» **Extracted information**:
····················
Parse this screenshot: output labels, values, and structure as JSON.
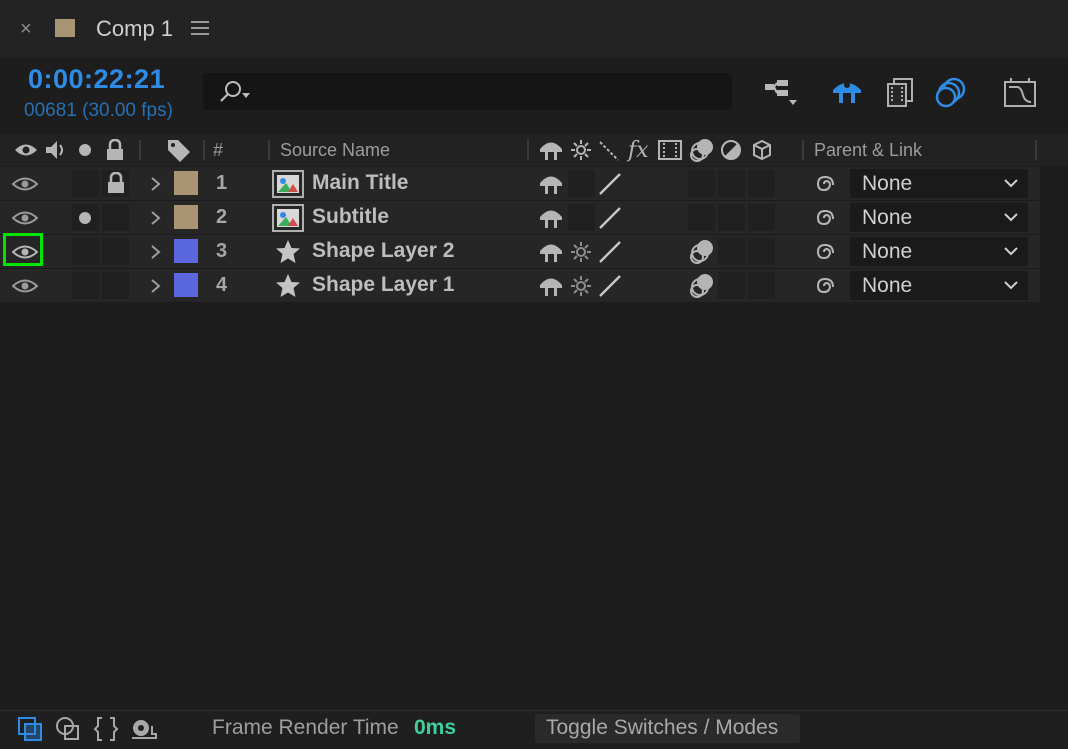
{
  "tab": {
    "close": "×",
    "title": "Comp 1"
  },
  "header": {
    "timecode": "0:00:22:21",
    "frames": "00681 (30.00 fps)",
    "search_placeholder": ""
  },
  "columns": {
    "number": "#",
    "source_name": "Source Name",
    "parent_link": "Parent & Link"
  },
  "layers": [
    {
      "num": "1",
      "name": "Main Title",
      "type": "footage",
      "label_color": "#a99473",
      "locked": true,
      "solo": false,
      "video": true,
      "highlighted": false,
      "parent": "None"
    },
    {
      "num": "2",
      "name": "Subtitle",
      "type": "footage",
      "label_color": "#a99473",
      "locked": false,
      "solo": true,
      "video": true,
      "highlighted": false,
      "parent": "None"
    },
    {
      "num": "3",
      "name": "Shape Layer 2",
      "type": "shape",
      "label_color": "#5b67df",
      "locked": false,
      "solo": false,
      "video": true,
      "highlighted": true,
      "parent": "None"
    },
    {
      "num": "4",
      "name": "Shape Layer 1",
      "type": "shape",
      "label_color": "#5b67df",
      "locked": false,
      "solo": false,
      "video": true,
      "highlighted": false,
      "parent": "None"
    }
  ],
  "footer": {
    "frame_render_label": "Frame Render Time",
    "frame_render_value": "0ms",
    "toggle_label": "Toggle Switches / Modes"
  },
  "colors": {
    "accent": "#2e8ce6",
    "highlight": "#00e600",
    "render_time": "#3fcf9a"
  }
}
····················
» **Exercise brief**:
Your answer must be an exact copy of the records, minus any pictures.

» **Answer to this problem**:
Parse this screenshot: output labels, values, and structure as JSON.
{
  "tab": {
    "close": "×",
    "title": "Comp 1"
  },
  "header": {
    "timecode": "0:00:22:21",
    "frames": "00681 (30.00 fps)",
    "search_placeholder": ""
  },
  "columns": {
    "number": "#",
    "source_name": "Source Name",
    "parent_link": "Parent & Link"
  },
  "layers": [
    {
      "num": "1",
      "name": "Main Title",
      "type": "footage",
      "label_color": "#a99473",
      "locked": true,
      "solo": false,
      "video": true,
      "highlighted": false,
      "parent": "None"
    },
    {
      "num": "2",
      "name": "Subtitle",
      "type": "footage",
      "label_color": "#a99473",
      "locked": false,
      "solo": true,
      "video": true,
      "highlighted": false,
      "parent": "None"
    },
    {
      "num": "3",
      "name": "Shape Layer 2",
      "type": "shape",
      "label_color": "#5b67df",
      "locked": false,
      "solo": false,
      "video": true,
      "highlighted": true,
      "parent": "None"
    },
    {
      "num": "4",
      "name": "Shape Layer 1",
      "type": "shape",
      "label_color": "#5b67df",
      "locked": false,
      "solo": false,
      "video": true,
      "highlighted": false,
      "parent": "None"
    }
  ],
  "footer": {
    "frame_render_label": "Frame Render Time",
    "frame_render_value": "0ms",
    "toggle_label": "Toggle Switches / Modes"
  },
  "colors": {
    "accent": "#2e8ce6",
    "highlight": "#00e600",
    "render_time": "#3fcf9a"
  }
}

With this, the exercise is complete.